Another opportunity for body policing lost

Cross posted

When I was pregnant, I was very careful about how much alcohol I drank. From vague recollection, I think I had a couple of half glasses of wine during my first pregnancy, and maybe three during my second one. Except for the full glass of wine I had on my midwife’s recommendation on the dark and stormy night when my waters broke, but nothing else was happening to indicate that labour might be starting. Seriously, it was a dark and story night: according to the midwife the air pressure may have caused my waters to break.

I didn’t exactly feel guilty about it, but I was faintly worried, and I had to talk myself through the worries. I had completely absorbed the “DO NOT DRINK DURING PREGNANCY” mantra.

Each time, I was worried that someone would tell me off (except for that glass of wine on the dark and stormy night). The excellent Blue Milk has an excellent post on policing women who drink from time to time during pregnancy: Compare and contrast. And see also Lauredhel’s post at Hoyden about Town: Bad science on booze in pregnancy: Women infantilised with absolutist messages.

But it turns out that there is no evidence to suggest that women who have one or two drinks a week during pregnancy do any harm to their babies whatsoever.

Light drinking during pregnancy fine – study

Women who have one or two alcoholic drinks a week during pregnancy do not harm their children’s behavioural or intellectual development, according to a new study.

The British researchers found that pregnant women who drank up to a glass (175 millilitres) of wine, up to 50 ml of spirits or just under a pint of beer a week did not affect their children.

What are the pregnancy police going to do now?

Previous post: Because it’s always better to police women

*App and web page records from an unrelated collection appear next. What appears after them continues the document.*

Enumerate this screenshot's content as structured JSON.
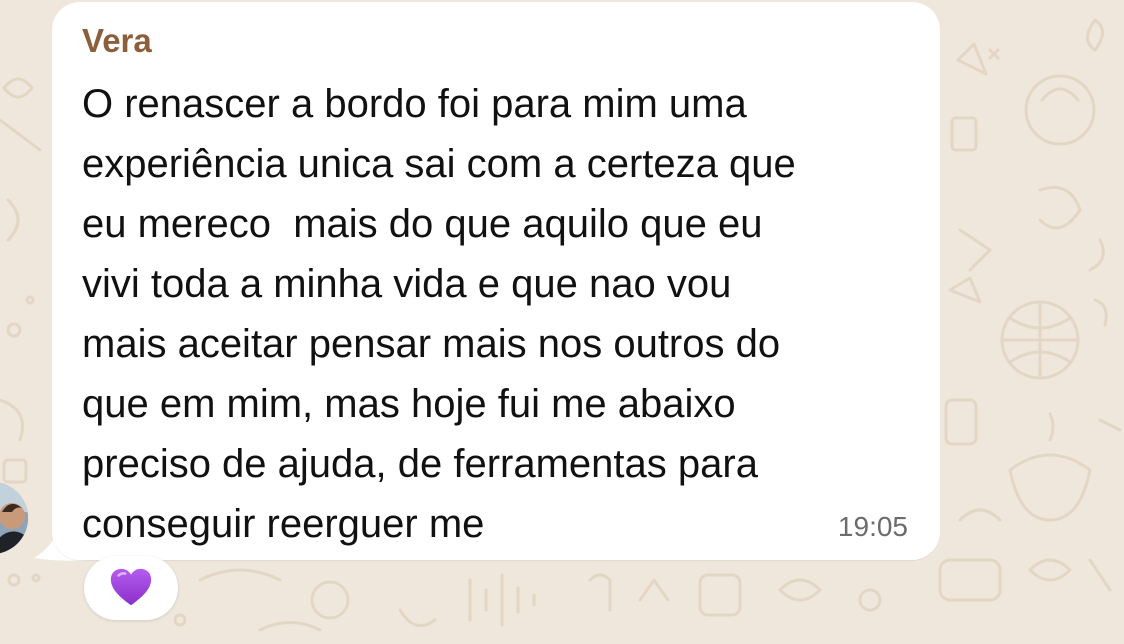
{
  "chat": {
    "sender": "Vera",
    "message_lines": [
      "O renascer a bordo foi para mim uma",
      "experiência unica sai com a certeza que",
      "eu mereco  mais do que aquilo que eu",
      "vivi toda a minha vida e que nao vou",
      "mais aceitar pensar mais nos outros do",
      "que em mim, mas hoje fui me abaixo",
      "preciso de ajuda, de ferramentas para",
      "conseguir reerguer me"
    ],
    "timestamp": "19:05",
    "reaction": {
      "emoji": "💜",
      "icon": "purple-heart-icon",
      "color": "#9b3ad6"
    }
  },
  "theme": {
    "wallpaper_color": "#efe7dc",
    "doodle_color": "#e3d6c4",
    "bubble_color": "#ffffff",
    "sender_color": "#8d5e3b",
    "text_color": "#111111",
    "timestamp_color": "#6b6b6b"
  }
}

5 responses to “Another opportunity for body policing lost

  1. Carry on exactly as before, I think. From the BBC News reporting of the study:

    However, a spokesman for the Department of Health said that its advice would remain unchanged to avoid confusion among pregnant women. “After assessing the available evidence, we cannot say with confidence that drinking during pregnancy is safe and will not harm your baby. Therefore, as a precautionary measure, our advice to pregnant women and women trying to conceive is to avoid alcohol.”


    This advice was backed by Chris Sorek, the chief executive of alcohol awareness charity Drinkaware. He said: “Despite these findings, it is important to remember that ‘light drinking’ can mean different things to different people. There is a risk that if pregnant women take this research as a green light to drink a small amount, they could become complacent, drink more than they think they are and inadvertently cause harm to their unborn child.”

    These are not the sort of people to let evidence get in the way of prejudice.

  2. Cause women are to apt to get confused in their pretty little heads. Aaargh!

  3. The point of being pregnant is to have a healthy baby.

    I may be over-sensitive about this because two of my children died (not as a result of anything I did). But if there was information which would enhance or endanger the health of my baby or me during or after pregnancy I’d want to know about it.

    That information should be based on good science which may change as it appears to have in this case, though one reserach project is not necessarily conclusive.

    I don’t see this as policing me or my body, I see it as helping me achieve the aim of a happy baby.

  4. homepaddock: for a long time, the research has suggested exactly what this study has found. It’s not just one research project. It’s more that every time there is research which shows this, it gets lost in the noise of “yes but those stupid women don’t know what it really means so we should just tell them not to drink at all IT’S FOR THE CHILDREN DAMMIT!”

    I don’t see how that’s not policing women. In a specific and incredibly patronising manner.

    I just love (=hate) this (from cim’s comment):

    Despite these findings, it is important to remember that ‘light drinking’ can mean different things to different people.

    Uh, sure, but the study seems to have been pretty specific about what was ok. So, Mr Sorek, I can solve your qualms quite easily: instead of saying “light drinking is ok”, say “one or two drinks a week is ok”. Simple.

  5. I’m lucky because my status quo is teetotal – so I didn’t have to wrestle with any alcohol-related anxiety. I did eat a fair bit of ham during pregnancy tho and had pork-related anxiety instead.